[THE DATA — start]

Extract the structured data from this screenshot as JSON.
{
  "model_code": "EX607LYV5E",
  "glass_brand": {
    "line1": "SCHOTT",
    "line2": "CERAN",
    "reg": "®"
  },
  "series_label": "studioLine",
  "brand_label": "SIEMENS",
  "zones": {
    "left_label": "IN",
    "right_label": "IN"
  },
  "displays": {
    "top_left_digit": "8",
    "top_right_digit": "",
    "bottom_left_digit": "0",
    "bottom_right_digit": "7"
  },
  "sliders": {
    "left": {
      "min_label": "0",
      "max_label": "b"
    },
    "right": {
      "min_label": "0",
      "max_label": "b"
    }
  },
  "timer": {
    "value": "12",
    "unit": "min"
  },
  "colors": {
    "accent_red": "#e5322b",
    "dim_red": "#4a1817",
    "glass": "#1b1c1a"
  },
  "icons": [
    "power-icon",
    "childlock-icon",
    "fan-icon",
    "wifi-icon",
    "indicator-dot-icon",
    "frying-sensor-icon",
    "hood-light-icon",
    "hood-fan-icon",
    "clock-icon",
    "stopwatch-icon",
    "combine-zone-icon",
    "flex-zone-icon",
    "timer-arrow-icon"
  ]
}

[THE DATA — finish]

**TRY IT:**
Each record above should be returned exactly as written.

**FINAL ANSWER:**
Extract the structured data from this screenshot as JSON.
{
  "model_code": "EX607LYV5E",
  "glass_brand": {
    "line1": "SCHOTT",
    "line2": "CERAN",
    "reg": "®"
  },
  "series_label": "studioLine",
  "brand_label": "SIEMENS",
  "zones": {
    "left_label": "IN",
    "right_label": "IN"
  },
  "displays": {
    "top_left_digit": "8",
    "top_right_digit": "",
    "bottom_left_digit": "0",
    "bottom_right_digit": "7"
  },
  "sliders": {
    "left": {
      "min_label": "0",
      "max_label": "b"
    },
    "right": {
      "min_label": "0",
      "max_label": "b"
    }
  },
  "timer": {
    "value": "12",
    "unit": "min"
  },
  "colors": {
    "accent_red": "#e5322b",
    "dim_red": "#4a1817",
    "glass": "#1b1c1a"
  },
  "icons": [
    "power-icon",
    "childlock-icon",
    "fan-icon",
    "wifi-icon",
    "indicator-dot-icon",
    "frying-sensor-icon",
    "hood-light-icon",
    "hood-fan-icon",
    "clock-icon",
    "stopwatch-icon",
    "combine-zone-icon",
    "flex-zone-icon",
    "timer-arrow-icon"
  ]
}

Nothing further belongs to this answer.